Matt Yglesias says that even though competition to host the Olympics is fierce, "the reality is that cities only very rarely manage to reap the financial windfall that Olympics-boosters advertise." Ryan Avent responds with the argument that the Olympics help leaders overcome "significant constraints in trying to get necessary policy changes put in place":
The games often get cities to undertake massive infrastructure investments, many of which have been in limbo for decades. London's program of transit expansion in advance of the 2012 games is well documented for instance. Now, London may lose money on the games themselves, and it may end up throwing some money away investing in soon-to-be underused natatoria, but the new transit capacity will be around forever, boosting the local economy. Hard to see how that expansion doesn't easily pay for the games in just a few years.
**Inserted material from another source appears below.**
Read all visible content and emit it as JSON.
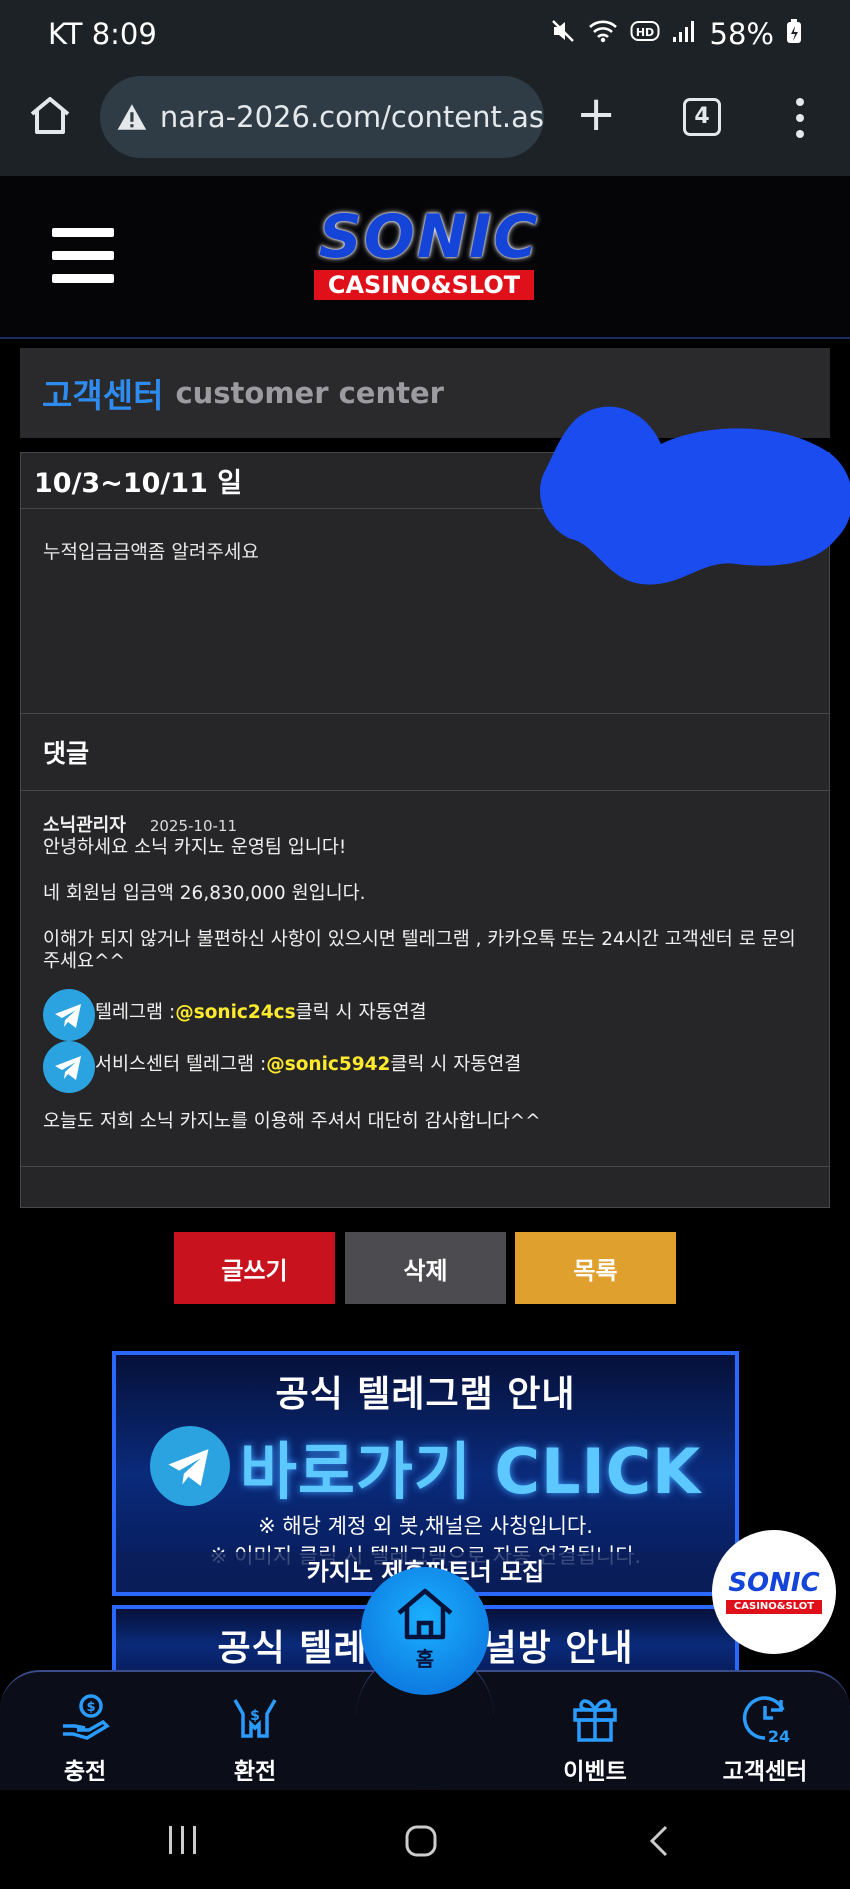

But a newly delivered NBER paper by Andrew K. Rose and Mark M. Spiegel takes a third position: hosting a mega-event might not have immediate tangible benefits but it might have a large effect on national exports. They write: "We conclude that the Olympic effect on trade is attributable to the
signal a country sends when bidding to host the games, rather than the
act of actually holding a mega-event." Here's the abstract:
Economists are skeptical about the economic benefits of hosting "mega-events" such as the Olympic Games or the World Cup, since such activities have considerable cost and seem to yield few tangible benefits. These doubts are rarely shared by policy-makers and the population, who are typically quite enthusiastic about such spectacles. In this paper, we reconcile these positions by examining the economic impact of hosting mega-events like the Olympics; we focus on trade. Using a variety of trade models, we show that hosting a mega-event like the Olympics has a positive impact on national exports. This effect is statistically robust, permanent, and large; trade is around 30% higher for countries that have hosted the Olympics. Interestingly however, we also find that unsuccessful bids to host the Olympics have a similar positive impact on exports. We conclude that the Olympic effect on trade is attributable to the signal a country sends when bidding to host the games, rather than the act of actually holding a mega-event. We develop a political economy model that formalizes this idea, and derives the conditions under which a signal like this is used by countries wishing to liberalize.